What would Jane Jacobs do?
This question is part of the Facebook page URL for the group New Urbanist Memes for Transit Oriented Teens, a page where members partake in discussions about public transit, share memes about gentrification and construct maps of transit lines connecting all the Taco Bells in Austin, Texas. The members’ sacred text is revolutionary urbanist Jane Jacobs’ masterpiece, “The Death and Life of Great American Cities,” and their vision is the most efficient city: one that runs solely on electricity, without a single car in sight.
Younger generations are often written off when it comes to politics and policy change — Generation X and millennials comprise the majority of the voter population, but have low voter turnout, according to the Pew Research Center. Despite these numbers, young urbanists turn out for issues that affect them on the municipal level.
As a proud NUMTOT member, I’ve been mired in discussions about the San Francisco Bay Area Rapid Transit system and its efficiency in connecting over 100 miles of track along Northern California’s most densely populated area. As a result of these online discussions, I’ve participated in several BART surveys, as well as the D-CA 17th District town hall in San Jose, where community members raised local concerns about how opening a new BART station affects their lifestyles and the city itself.
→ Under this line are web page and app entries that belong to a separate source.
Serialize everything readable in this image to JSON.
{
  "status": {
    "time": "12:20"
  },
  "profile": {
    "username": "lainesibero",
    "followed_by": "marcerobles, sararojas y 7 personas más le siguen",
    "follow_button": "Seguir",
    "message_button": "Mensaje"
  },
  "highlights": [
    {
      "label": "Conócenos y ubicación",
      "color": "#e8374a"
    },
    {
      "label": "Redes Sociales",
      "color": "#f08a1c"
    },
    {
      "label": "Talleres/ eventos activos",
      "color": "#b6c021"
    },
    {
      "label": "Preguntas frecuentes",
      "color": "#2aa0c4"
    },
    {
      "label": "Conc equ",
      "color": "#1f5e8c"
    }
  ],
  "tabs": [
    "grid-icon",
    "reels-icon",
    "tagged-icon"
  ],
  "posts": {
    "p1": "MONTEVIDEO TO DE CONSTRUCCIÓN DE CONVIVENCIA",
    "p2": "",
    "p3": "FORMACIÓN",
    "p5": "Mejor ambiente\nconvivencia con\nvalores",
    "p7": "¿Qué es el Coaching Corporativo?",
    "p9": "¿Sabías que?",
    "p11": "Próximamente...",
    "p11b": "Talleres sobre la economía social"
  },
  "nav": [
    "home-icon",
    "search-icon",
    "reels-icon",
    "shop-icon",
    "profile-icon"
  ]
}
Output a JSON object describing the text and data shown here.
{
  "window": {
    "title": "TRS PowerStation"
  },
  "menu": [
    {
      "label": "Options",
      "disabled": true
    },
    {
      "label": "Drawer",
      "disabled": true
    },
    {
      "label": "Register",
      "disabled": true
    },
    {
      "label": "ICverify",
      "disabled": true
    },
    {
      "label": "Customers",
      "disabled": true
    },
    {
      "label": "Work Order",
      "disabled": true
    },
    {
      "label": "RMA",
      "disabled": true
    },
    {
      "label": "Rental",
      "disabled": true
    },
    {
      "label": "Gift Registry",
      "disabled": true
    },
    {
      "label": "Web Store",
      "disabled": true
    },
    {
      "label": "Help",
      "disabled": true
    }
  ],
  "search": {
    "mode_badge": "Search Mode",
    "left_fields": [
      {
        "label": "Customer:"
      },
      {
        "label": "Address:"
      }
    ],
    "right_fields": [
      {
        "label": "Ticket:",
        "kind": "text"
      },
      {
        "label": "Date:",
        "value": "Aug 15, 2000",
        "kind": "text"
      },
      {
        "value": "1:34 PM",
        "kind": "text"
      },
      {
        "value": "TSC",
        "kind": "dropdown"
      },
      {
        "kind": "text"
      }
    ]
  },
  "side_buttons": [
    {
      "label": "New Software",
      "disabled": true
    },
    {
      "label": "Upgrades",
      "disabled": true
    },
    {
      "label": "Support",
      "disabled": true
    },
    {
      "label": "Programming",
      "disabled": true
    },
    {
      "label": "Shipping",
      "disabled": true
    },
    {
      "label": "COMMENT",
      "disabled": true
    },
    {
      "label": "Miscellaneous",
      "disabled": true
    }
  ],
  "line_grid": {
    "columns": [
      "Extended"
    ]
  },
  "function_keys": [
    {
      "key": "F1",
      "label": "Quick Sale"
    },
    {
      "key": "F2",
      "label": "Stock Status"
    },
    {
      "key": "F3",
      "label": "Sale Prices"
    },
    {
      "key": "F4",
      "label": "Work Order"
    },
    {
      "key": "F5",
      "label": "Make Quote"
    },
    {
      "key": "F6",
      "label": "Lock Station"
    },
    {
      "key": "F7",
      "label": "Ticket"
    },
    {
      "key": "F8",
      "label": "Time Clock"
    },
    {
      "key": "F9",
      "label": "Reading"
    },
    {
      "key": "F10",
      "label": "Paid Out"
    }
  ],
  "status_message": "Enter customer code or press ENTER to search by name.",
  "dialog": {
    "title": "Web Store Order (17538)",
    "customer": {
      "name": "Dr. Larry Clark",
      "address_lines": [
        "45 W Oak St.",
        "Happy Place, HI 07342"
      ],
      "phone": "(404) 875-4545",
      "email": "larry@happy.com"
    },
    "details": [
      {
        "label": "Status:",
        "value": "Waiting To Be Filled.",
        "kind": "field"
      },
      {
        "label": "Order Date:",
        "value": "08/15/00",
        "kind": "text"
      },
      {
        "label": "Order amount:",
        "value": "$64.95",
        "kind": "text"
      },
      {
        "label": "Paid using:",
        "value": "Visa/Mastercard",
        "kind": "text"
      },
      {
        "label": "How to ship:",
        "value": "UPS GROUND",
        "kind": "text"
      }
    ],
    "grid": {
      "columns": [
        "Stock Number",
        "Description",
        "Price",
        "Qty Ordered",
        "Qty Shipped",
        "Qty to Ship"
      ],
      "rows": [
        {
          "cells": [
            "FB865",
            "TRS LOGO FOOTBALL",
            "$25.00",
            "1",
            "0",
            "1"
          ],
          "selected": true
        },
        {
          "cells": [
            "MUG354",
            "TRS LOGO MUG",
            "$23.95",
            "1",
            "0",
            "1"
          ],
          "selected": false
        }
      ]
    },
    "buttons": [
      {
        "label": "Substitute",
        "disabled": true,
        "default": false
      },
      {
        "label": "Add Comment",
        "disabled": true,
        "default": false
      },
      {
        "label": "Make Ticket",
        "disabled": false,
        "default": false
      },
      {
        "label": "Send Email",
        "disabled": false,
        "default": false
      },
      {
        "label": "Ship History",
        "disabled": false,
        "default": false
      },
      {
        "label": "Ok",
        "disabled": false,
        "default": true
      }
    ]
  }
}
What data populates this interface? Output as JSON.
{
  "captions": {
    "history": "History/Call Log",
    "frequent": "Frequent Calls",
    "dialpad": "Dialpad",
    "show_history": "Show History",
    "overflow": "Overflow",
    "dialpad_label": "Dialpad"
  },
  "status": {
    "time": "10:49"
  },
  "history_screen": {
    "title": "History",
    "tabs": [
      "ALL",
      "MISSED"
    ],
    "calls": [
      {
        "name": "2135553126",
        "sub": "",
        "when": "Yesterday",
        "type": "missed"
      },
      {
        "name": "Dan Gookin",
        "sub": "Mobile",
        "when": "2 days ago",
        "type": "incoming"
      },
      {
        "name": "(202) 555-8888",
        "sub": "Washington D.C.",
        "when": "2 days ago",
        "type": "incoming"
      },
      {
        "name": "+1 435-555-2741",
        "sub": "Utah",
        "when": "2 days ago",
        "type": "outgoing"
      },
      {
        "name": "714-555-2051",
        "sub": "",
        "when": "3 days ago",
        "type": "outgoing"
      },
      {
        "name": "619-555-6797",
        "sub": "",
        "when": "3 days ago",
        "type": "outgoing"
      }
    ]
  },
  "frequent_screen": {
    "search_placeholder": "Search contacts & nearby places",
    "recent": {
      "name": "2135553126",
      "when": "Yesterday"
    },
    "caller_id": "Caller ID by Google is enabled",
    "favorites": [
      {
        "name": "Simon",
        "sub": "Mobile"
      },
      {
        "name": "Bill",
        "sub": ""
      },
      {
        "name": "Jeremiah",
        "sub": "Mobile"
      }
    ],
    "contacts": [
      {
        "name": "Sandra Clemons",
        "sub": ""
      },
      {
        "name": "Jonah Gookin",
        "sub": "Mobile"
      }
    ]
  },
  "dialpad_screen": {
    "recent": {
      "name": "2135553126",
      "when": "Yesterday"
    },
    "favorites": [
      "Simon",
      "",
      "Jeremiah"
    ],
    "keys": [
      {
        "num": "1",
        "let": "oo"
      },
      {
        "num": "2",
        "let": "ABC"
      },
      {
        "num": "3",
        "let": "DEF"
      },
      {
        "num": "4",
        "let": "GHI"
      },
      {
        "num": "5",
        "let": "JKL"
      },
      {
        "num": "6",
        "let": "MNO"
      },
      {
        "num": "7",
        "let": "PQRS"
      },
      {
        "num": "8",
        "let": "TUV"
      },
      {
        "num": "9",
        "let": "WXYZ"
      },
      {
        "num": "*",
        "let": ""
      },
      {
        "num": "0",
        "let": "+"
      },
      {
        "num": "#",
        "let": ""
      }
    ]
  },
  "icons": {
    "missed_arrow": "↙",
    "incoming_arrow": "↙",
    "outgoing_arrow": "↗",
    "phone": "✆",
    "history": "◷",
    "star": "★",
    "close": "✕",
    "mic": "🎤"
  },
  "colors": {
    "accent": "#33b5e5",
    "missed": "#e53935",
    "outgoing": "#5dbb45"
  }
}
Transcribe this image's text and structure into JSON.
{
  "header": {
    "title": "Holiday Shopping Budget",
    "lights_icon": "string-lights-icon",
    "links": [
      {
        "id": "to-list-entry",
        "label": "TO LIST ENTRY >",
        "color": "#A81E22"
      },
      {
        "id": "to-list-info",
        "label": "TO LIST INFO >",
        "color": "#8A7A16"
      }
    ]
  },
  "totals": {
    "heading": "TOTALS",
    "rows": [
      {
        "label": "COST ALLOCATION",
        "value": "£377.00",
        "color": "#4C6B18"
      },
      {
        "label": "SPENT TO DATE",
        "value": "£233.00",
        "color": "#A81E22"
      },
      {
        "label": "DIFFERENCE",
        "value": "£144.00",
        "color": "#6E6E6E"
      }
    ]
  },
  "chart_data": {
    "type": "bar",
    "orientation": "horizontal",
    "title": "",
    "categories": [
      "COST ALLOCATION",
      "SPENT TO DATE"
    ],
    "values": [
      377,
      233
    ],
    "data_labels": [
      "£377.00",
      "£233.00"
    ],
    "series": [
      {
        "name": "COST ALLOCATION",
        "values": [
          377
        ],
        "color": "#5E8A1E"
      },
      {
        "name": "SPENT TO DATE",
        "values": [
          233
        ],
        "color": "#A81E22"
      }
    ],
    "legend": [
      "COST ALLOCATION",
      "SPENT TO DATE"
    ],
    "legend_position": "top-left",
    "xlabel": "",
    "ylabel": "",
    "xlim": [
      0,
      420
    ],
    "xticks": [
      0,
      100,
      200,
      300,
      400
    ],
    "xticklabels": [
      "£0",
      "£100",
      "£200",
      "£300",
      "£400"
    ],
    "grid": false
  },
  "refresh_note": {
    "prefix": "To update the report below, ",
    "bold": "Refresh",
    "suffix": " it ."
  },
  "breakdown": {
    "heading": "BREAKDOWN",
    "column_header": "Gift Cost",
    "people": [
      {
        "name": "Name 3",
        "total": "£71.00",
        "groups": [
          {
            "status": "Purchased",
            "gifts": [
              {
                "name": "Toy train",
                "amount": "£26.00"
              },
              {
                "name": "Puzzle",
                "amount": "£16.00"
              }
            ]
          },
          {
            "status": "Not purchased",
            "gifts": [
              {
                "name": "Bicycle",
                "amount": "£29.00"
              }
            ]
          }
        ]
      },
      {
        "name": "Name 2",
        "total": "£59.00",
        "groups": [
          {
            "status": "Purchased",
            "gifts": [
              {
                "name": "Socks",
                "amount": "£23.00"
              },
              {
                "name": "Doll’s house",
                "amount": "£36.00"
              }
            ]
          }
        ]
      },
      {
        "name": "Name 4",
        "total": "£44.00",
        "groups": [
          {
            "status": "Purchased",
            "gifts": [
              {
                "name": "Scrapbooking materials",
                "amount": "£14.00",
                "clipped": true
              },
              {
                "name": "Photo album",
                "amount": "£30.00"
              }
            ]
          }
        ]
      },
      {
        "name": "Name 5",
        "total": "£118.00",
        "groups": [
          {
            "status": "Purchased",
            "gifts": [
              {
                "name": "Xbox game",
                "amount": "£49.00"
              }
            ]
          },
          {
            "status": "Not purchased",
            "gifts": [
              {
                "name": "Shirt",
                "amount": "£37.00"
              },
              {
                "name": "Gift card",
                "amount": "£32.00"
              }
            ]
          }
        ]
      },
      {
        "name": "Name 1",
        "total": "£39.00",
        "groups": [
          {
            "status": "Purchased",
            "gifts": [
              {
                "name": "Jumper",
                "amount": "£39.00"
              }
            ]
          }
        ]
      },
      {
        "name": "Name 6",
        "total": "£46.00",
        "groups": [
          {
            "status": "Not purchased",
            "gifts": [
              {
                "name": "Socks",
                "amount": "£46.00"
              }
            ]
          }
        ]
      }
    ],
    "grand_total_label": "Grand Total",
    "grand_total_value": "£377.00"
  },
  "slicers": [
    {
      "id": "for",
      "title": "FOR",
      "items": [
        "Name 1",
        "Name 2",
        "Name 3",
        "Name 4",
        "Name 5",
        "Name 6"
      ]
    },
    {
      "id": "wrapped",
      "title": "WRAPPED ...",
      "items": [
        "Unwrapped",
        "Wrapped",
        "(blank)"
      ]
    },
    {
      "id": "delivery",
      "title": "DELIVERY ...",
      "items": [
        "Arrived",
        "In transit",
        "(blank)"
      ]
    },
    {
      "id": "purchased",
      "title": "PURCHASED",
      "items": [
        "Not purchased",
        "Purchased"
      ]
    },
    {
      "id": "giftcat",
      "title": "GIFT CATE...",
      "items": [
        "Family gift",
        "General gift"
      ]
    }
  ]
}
NUMTOT members’ passion for urbanism seeps into the minds of even those not even in the group — I share my love for all things trains with almost anyone I travel with, and lament the use of ride-hailing services instead of public transit to exasperated Lyft drivers.
The most recent Millennial Impact Report from 2017 found that “millennials are driven to engage locally more than nationally. Even those who engage nationally don’t reduce their local activity as a result.” Many of the issues they advocate for have direct consequences on their own lives. The Guardian reports that the various interests this age group has — environmentalism, equality and affordable housing — intersect with urbanism.
It makes sense: Younger generations are worried about the state of cities, the state of the environment and the density of human life due to the ensuing threat of overpopulation. They raise awareness of cross-city parallels like poor highway planning and excess car fuel emissions through niche memes and sardonically aware texts posts.
The goal? To share a laugh, but also to teach others more about local issues and ideate solutions for the long term.
Almost 135,000 members strong, the page has many relatives — NUMTinder was created for those interested in urbanist issues to find possible romantic relationships, and an entire page exists dedicated to memes solely about New York City’s Metropolitan Transportation Agency.
These groups aren’t all relegated to Facebook — the Instagram community of urban photographers is hundreds strong. Some very popular Reddit threads explore experiences on public transit and city planning, and Tumblr accounts like McMansion Hell, a satirical commentary blog on excessively and inefficiently ornamented suburban houses, intend to “educate the masses about architectural concepts, urban planning, environmentalism and history.”
But beyond social media platforms, the increased interest in urbanism is visible in traditional education and career pathways. The Price School of Public Policy enrolled 2,028 students last fall, an uptick of almost 200 students from the year before. Apps like CitySwipe, described by the Guardian as “Tinder for cities,” aim to gather opinions of the general public and promote more inclusive urban planning.
Younger generations are interested in policy change that affects their daily lives, an increase in bike lanes and caps on fuel emissions to lower smog levels. This doesn’t mean they are politically unengaged.
This column is a beginner’s foray into the state of city matters. I hope to spark interest in the rise of urbanism and all of its related social issues — gentrification, homelessness, inequality — and perhaps incite readers to take action, whether it be participating in the upcoming election or entirely switching one’s field of study to urban studies and planning. By sharing my own experiences, I hope that others may find cities and urban life just as beautiful and problematic as I do.
Breanna de Vera is a sophomore writing about urban planning. She is also the opinion editor of the Daily Trojan. Her column, “Where the Sidewalk Starts” runs Mondays.